I’m lucky. Or at least I consider myself lucky. I have help with the small tasks in life that I don’t always want to do. For me that task is grocery shopping. In my household, I get lots of help when it comes to the grocery shopping. That is a good thing, since I’d rather do 100 other things than grocery shop. But it also has its drawbacks. As a result of someone else doing the shopping, all sorts of foods end up in the refrigerator and cabinets that I would not normally buy (think: chips, hot dogs, salami, pickles, ice cream). And even though I wouldn’t buy them, once they appear within arm’s reach, it is tempting to eat these things. Well, maybe not the hot dogs!

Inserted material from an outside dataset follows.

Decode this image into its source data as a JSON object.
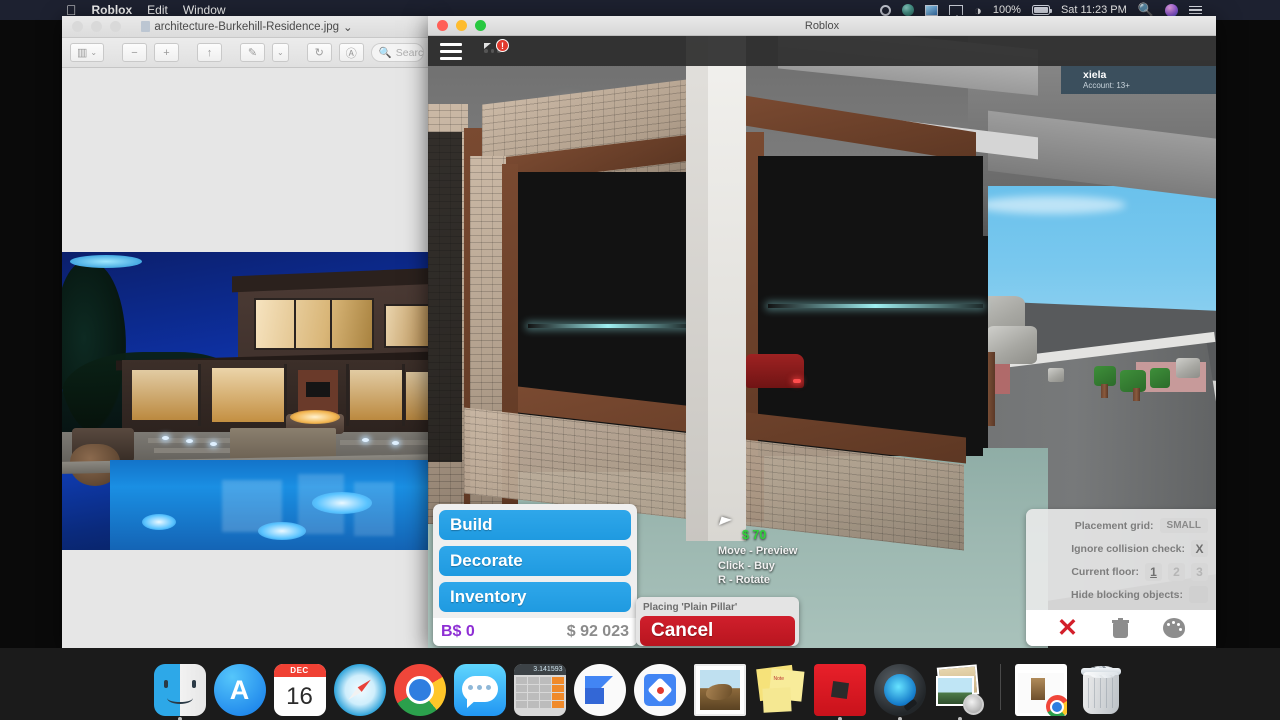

Without realizing it, our families, friends and others we interact with regularly have significant impact on our health behaviors. The way our families come together, the way we talk together as family and friends about our health choices and they way we support and encourage each other, all work to influence our health behaviors.